There is still time to reverse the Terrace's decision. Two concerts remain on the books and are scheduled for later this fall... [Steppenwolf & Alice Cooper] If the audiences for these shows can cooperate, perhaps there will be future concerts at the Terrace.
(by Rick Thomas, from the Daily Utah Chronicle, 29 October 1970)
Thanks to Dave Davis.
The Chronicle was the student newspaper at the University of Utah in Salt Lake City. This is a compilation of several articles over the years, none really worth posting by itself but all of some interest.ReplyDelete
The first article from 1967 is by one of the editors of the paper who happened to be visiting San Francisco when the Dead played in the Panhandle, most likely on April 9. He knows nothing about the band except they dress strangely and have some popular character named "pigpen."
Many newspapers around the country had reporters heading to SF to report on the Haight-Ashbury scene - those articles are of great interest in how they depict hippie life (mostly negatively), but tend to mention the Dead only in passing as a band popular among the kids. So it's unusual to find a reporter stumbling across a Dead show, and what's more, greatly impressed by what he finds. But then you'd expect a college student to find the hippie lifestyle more appealing than the "adult" journalists tended to.
The second 1967 article concerns a "stomp," one of the student dances held at the university, usually in the Union Ballroom and mostly with local bands. The War of Armageddon was a local rock group (in October '67 they'd open for Strawberry Alarm Clock at another Union Ballroom Stomp, and in Feb/March 1968 they'd open for several touring groups at the Terrace such as Spirit, Love, and Jefferson Airplane.)
What's interesting here is that this local band is "will play the Grateful Dead" - considering the Dead's album had only come out a few months earlier, this may be the earliest known reference to another band covering the Dead.
The 1969 articles are based around the Dead's show at the Union Ballroom, unfortunately not reviewed. (The March 26 Chronicle noted that the Dead had canceled a show scheduled there sometime that month.)
The interview has a couple bits of misinformation - although the Dead had their albums ready to release, the Warners release schedule was much longer than they expected - Aoxomoxoa would be out in two months, Live/Dead not for seven months.

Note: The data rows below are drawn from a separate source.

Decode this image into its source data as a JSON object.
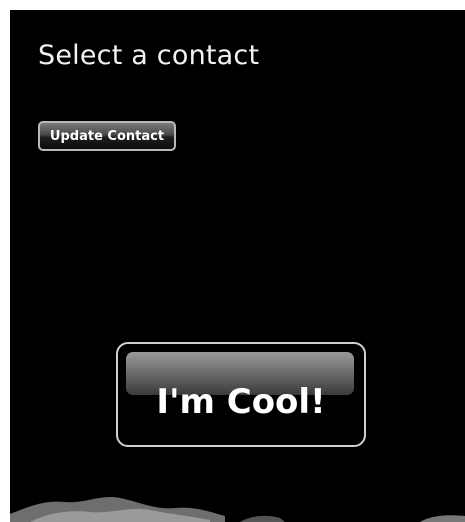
{
  "screen": {
    "title": "Select a contact"
  },
  "buttons": {
    "update_contact_label": "Update Contact",
    "cool_label": "I'm Cool!"
  },
  "colors": {
    "background": "#000000",
    "text": "#ffffff",
    "button_border": "#c0c0c0"
  }
}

Also, Weir's slightly mistaken about the origin of the term "Grateful Dead," but he shared his belief with Garcia, who in a couple '67 interviews had also said that it was "an ethnomusicological term...a family of medieval ballads." The term actually described folk tales, not ballads, but it's interesting they would remember it that way.
The final articles from 1970 don't say much about the Dead show at the Terrace, just the venue problems (drug busts, fire-marshal complaints). According to one history of the Terrace, the "audience seemed to have an increasing disregard for the law. A big chunk of the ballroom’s revenue was going towards repairs to damaged property and hiring extra officers to maintain order. Several attempts were made for cooperation from the younger crowds. Even though the problems were caused by “a sizable minority” as manager Boyd Jensen acknowledged, the decision was made to end rock concerts at The Terrace... The Terrace continued to have “non-rock, traditional musical dancing” twice a week and after a few trial runs, rock bands were allowed to perform at the ballroom again starting in 1972."

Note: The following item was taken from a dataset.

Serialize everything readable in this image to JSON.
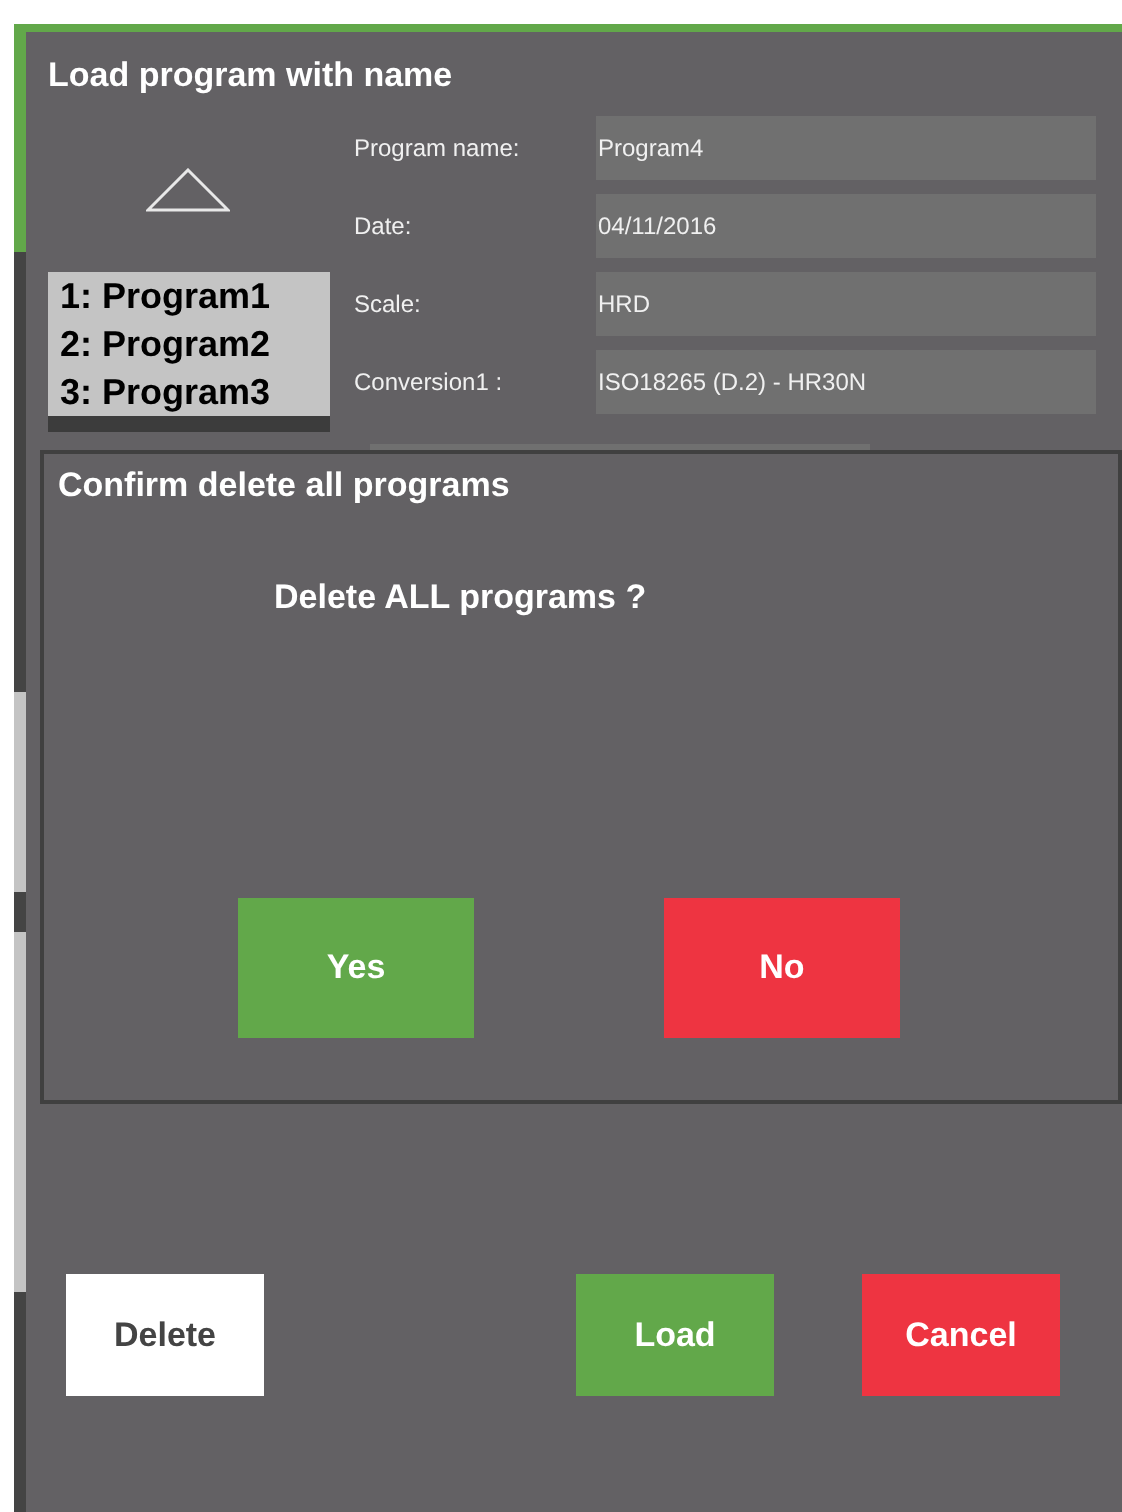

By the way, the Grateful Dead were all but nonexistent in the Salt Lake Tribune, which didn't so much as mention any of their Salt Lake City shows from '69-73. A good illustration of the difference between college papers and some of the mainstream city newspapers, which often ignored rock music.ReplyDelete

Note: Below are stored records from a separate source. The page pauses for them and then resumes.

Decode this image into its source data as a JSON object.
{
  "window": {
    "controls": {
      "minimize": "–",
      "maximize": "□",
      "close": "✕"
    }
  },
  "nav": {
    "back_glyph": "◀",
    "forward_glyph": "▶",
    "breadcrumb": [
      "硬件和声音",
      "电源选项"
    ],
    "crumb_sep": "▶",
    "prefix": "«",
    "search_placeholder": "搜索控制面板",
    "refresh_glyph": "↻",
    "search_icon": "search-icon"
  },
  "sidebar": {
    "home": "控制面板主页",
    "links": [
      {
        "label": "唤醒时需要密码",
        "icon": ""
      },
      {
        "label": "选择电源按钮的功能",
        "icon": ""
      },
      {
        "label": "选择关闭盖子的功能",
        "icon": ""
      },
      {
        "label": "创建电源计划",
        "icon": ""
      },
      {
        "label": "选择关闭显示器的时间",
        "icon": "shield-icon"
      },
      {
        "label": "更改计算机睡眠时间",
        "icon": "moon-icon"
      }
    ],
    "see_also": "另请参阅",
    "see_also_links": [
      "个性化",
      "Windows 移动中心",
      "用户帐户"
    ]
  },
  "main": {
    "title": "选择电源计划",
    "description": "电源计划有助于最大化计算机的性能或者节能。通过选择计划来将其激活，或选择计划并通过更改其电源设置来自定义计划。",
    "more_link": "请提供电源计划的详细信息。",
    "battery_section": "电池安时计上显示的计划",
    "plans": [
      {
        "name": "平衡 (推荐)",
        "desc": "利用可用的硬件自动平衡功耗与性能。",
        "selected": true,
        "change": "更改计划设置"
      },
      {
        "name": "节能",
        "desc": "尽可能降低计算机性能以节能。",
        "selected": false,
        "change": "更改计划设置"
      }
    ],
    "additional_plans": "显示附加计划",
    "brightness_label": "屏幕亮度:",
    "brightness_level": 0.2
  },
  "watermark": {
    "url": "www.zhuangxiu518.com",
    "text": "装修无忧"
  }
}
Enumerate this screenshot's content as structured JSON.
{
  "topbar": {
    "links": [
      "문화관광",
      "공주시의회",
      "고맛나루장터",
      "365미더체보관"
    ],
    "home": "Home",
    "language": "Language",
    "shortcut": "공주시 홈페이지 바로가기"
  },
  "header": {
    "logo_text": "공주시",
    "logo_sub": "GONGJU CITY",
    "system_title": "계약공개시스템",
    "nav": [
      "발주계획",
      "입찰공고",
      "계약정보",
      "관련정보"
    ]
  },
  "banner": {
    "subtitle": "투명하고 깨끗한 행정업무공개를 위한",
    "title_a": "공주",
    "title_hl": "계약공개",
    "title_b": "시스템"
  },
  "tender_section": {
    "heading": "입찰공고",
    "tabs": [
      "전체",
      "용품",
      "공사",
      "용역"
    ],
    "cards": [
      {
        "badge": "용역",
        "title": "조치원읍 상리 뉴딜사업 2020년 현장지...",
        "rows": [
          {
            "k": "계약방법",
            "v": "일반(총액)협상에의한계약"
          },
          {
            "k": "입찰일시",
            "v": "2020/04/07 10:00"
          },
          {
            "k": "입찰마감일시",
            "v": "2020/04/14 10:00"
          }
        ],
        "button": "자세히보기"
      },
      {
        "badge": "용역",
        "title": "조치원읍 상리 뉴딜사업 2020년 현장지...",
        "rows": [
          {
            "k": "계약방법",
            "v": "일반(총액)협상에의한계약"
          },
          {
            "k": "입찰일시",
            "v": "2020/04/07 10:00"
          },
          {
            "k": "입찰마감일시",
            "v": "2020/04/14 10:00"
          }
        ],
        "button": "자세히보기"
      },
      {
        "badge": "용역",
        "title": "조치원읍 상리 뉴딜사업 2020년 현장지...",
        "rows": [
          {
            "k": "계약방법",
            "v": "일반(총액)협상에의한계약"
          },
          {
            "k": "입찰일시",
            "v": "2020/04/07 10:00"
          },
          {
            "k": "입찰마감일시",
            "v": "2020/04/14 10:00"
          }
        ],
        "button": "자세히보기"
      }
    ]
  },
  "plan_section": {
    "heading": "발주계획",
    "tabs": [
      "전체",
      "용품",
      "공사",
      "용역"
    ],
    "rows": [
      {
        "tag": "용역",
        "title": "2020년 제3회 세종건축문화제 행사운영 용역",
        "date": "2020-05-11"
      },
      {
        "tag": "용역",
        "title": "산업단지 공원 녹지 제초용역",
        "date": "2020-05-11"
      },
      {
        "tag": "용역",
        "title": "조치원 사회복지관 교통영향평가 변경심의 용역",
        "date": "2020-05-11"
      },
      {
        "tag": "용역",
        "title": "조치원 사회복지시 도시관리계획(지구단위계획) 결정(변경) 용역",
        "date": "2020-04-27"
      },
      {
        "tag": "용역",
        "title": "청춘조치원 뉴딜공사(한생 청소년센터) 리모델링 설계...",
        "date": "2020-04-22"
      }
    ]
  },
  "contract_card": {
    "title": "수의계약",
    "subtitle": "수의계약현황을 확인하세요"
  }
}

I was mistaken - while the Tribune may have had a snooty attitude toward rock bands, actually it did cover the Dead's 1970 show at the Terrace, which I just posted. That's one thing about online searches, what you don't find today might appear tomorrow.Delete